Robert Plascencia is a junior in the College of Engineering at Oregon State University, studying Electrical and Computer Engineering and minoring in Business and Entrepreneurship. In order to gain cross-cultural experience, and heighten his German language skills, Robert studied abroad in Berlin, Germany through AHA at the Freie Universität Berlin during Summer 2013.
I’ve wanted to travel the world ever since high school, but I never really got the chance. I also wanted to become an engineer, but I didn’t know if those two things could be merged.
During my sophomore year of college, I realized that engineers sometimes travel as a part of their jobs if they already have experience living abroad: employers look for individuals that are familiar with cultural assimilation. Even though my mind was set on wanting to go learn about the world, I still had to face the problem of funding. While I had a little bit of money saved up, I applied for some scholarships to cover the rest of my costs. Right when it seemed like I wouldn’t be able to go, I was awarded the Gilman Scholarship at the last possible moment — which was more dramatic than I’d have liked. I would get the chance to learn how cultures vary and what it was like to be a part of the minority.
I traveled to Berlin for a month and lived with a homestay family. Having never traveled so far before, I needed to find a balance between my desire to acquire an intercultural perspective and my first-time exposure to living in another country. I found that a short-term summer program was a good compromise: I learned without overwhelming myself. I had a great host family that had been to the United States several times and had hosted American students before, but was still eager to learn about life in the States and was more than happy to share about Germany. Interestingly, they were hosting an exchange student from Italy at the same time, so I learned about Italy and the larger European Union as well.
In addition to learning through my interactions with my host family, I took German courses at the Freie Universität Berlin (The Free University of Berlin, lovingly called FUBiS) and was in a classroom with mostly other American students who had never been to Germany before.
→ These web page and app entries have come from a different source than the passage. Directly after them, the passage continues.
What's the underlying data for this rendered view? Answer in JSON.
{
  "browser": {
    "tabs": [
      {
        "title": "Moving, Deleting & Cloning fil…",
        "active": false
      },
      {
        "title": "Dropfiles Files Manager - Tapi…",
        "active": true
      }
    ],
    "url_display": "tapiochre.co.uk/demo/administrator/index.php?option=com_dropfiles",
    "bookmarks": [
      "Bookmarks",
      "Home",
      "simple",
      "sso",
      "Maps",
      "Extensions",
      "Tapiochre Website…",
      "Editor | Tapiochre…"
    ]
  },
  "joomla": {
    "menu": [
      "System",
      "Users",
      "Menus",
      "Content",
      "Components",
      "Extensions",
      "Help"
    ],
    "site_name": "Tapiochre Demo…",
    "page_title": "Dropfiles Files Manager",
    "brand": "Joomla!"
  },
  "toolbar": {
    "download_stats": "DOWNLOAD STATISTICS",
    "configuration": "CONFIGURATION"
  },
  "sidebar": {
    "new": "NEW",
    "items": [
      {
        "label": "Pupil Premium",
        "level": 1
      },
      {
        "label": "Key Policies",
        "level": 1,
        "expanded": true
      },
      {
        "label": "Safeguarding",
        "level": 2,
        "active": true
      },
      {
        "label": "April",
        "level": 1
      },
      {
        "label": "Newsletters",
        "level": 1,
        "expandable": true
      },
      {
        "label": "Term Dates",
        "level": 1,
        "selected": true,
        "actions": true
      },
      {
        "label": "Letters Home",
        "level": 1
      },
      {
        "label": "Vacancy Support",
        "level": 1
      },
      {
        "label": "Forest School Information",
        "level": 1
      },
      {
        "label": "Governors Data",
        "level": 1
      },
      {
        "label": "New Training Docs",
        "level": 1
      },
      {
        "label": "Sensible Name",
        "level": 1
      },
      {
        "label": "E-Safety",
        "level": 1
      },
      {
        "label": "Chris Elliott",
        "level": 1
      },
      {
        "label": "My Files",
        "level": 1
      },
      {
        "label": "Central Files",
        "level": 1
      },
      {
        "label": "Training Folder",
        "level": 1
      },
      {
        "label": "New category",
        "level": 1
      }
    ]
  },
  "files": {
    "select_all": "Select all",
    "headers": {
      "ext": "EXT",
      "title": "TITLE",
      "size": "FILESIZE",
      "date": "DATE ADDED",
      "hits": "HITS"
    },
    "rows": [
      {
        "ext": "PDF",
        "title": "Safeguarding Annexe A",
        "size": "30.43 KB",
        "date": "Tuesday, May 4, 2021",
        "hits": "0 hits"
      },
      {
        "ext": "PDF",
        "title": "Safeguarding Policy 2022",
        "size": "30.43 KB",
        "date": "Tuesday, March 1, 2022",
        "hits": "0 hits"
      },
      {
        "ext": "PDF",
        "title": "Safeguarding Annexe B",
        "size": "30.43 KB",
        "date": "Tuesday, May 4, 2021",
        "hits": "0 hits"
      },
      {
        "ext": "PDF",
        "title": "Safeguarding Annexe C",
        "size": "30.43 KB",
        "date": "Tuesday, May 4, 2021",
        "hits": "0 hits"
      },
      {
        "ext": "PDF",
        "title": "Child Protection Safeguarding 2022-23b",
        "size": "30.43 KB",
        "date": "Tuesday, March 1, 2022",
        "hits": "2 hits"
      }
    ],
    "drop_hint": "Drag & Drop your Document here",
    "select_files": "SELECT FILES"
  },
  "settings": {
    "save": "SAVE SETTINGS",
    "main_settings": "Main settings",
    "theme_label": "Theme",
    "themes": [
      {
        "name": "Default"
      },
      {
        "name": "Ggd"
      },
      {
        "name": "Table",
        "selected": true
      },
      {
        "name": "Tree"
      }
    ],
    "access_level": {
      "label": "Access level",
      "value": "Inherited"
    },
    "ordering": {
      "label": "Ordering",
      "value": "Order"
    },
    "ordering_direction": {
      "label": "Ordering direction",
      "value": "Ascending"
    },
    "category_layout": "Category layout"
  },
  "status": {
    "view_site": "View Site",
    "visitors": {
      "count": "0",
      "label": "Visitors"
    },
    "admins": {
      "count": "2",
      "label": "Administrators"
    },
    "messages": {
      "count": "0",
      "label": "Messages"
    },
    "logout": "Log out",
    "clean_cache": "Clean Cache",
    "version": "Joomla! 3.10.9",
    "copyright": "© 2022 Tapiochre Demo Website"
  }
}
Being around so many other Americans let me see how other people handle the change, the culture shock, and how they grow to become self-reliant. Seeing this, combined with my own personal growth, I learned that different people can be the same as us.
While I didn’t study engineering in Germany and instead focused on German language, this time abroad still applies to my greater career aspirations. I was afraid to study engineering because I felt my German wasn’t nearly good enough to appreciate the concepts I would’ve been learning. I became more fluent with German. Of course, I still have much to learn – I have a clear American accent, my vocabulary is poor, I speak slowly, and I need to think carefully about how to say every sentence. Nonetheless, through the language, I learned about the German way of life, and gained that experience employers look for when considering whom to send abroad: they know I won’t succumb to culture shock, that I have dealt with the challenges of being away before, and that I am open to change. My next step in this journey is to apply this experience to an internship or to an actual career.
Even though most people set out to experience a different culture or to get away from home, careful planning allows travel to help with career aspirations as well. With new challenges always come new opportunities, and engineering is a field always looking for those driven to learn.